| Exercise description |
Repeat the records exactly as given. Do not include the pictures.
━━━━━━
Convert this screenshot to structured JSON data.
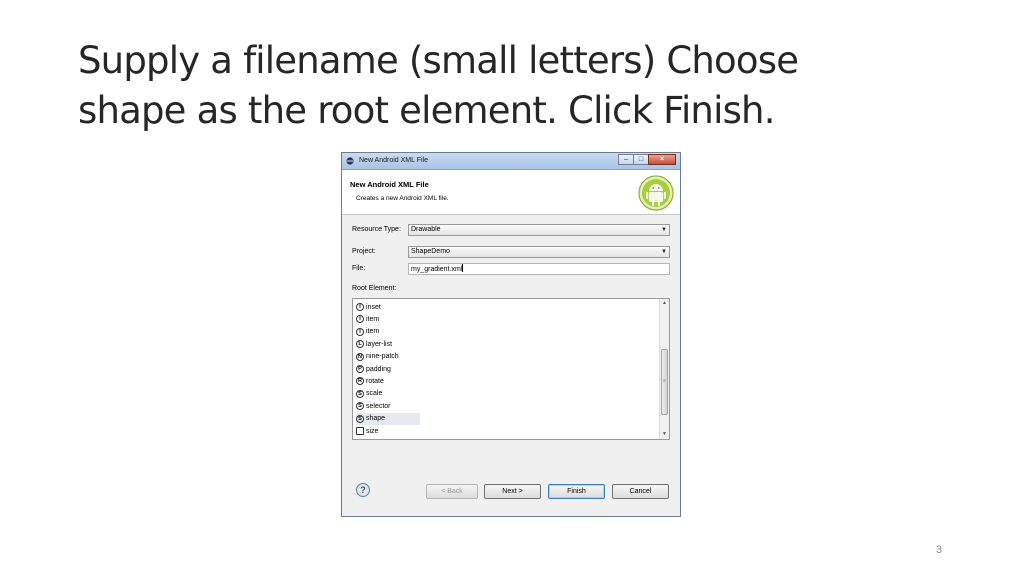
{
  "slide": {
    "title_line1": "Supply a filename (small letters) Choose",
    "title_line2": "shape as the root element.  Click Finish.",
    "page_number": "3"
  },
  "dialog": {
    "window_title": "New Android XML File",
    "banner_title": "New Android XML File",
    "banner_description": "Creates a new Android XML file.",
    "resource_type": {
      "label": "Resource Type:",
      "value": "Drawable"
    },
    "project": {
      "label": "Project:",
      "value": "ShapeDemo"
    },
    "file": {
      "label": "File:",
      "value": "my_gradient.xml"
    },
    "root_element_label": "Root Element:",
    "root_elements": [
      {
        "icon": "I",
        "label": "inset"
      },
      {
        "icon": "I",
        "label": "item"
      },
      {
        "icon": "I",
        "label": "item"
      },
      {
        "icon": "L",
        "label": "layer-list"
      },
      {
        "icon": "N",
        "label": "nine-patch"
      },
      {
        "icon": "P",
        "label": "padding"
      },
      {
        "icon": "R",
        "label": "rotate"
      },
      {
        "icon": "S",
        "label": "scale"
      },
      {
        "icon": "S",
        "label": "selector"
      },
      {
        "icon": "S",
        "label": "shape",
        "selected": true
      },
      {
        "icon": "",
        "label": "size"
      }
    ],
    "buttons": {
      "back": "< Back",
      "next": "Next >",
      "finish": "Finish",
      "cancel": "Cancel"
    },
    "icons": {
      "app": "eclipse-icon",
      "logo": "android-logo",
      "help": "help-icon"
    }
  },
  "colors": {
    "title_text": "#262626",
    "android_green": "#97c024",
    "titlebar": "#b8cfeb"
  }
}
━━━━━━
| Expected answer |
Convert this screenshot to structured JSON data.
{
  "slide": {
    "title_line1": "Supply a filename (small letters) Choose",
    "title_line2": "shape as the root element.  Click Finish.",
    "page_number": "3"
  },
  "dialog": {
    "window_title": "New Android XML File",
    "banner_title": "New Android XML File",
    "banner_description": "Creates a new Android XML file.",
    "resource_type": {
      "label": "Resource Type:",
      "value": "Drawable"
    },
    "project": {
      "label": "Project:",
      "value": "ShapeDemo"
    },
    "file": {
      "label": "File:",
      "value": "my_gradient.xml"
    },
    "root_element_label": "Root Element:",
    "root_elements": [
      {
        "icon": "I",
        "label": "inset"
      },
      {
        "icon": "I",
        "label": "item"
      },
      {
        "icon": "I",
        "label": "item"
      },
      {
        "icon": "L",
        "label": "layer-list"
      },
      {
        "icon": "N",
        "label": "nine-patch"
      },
      {
        "icon": "P",
        "label": "padding"
      },
      {
        "icon": "R",
        "label": "rotate"
      },
      {
        "icon": "S",
        "label": "scale"
      },
      {
        "icon": "S",
        "label": "selector"
      },
      {
        "icon": "S",
        "label": "shape",
        "selected": true
      },
      {
        "icon": "",
        "label": "size"
      }
    ],
    "buttons": {
      "back": "< Back",
      "next": "Next >",
      "finish": "Finish",
      "cancel": "Cancel"
    },
    "icons": {
      "app": "eclipse-icon",
      "logo": "android-logo",
      "help": "help-icon"
    }
  },
  "colors": {
    "title_text": "#262626",
    "android_green": "#97c024",
    "titlebar": "#b8cfeb"
  }
}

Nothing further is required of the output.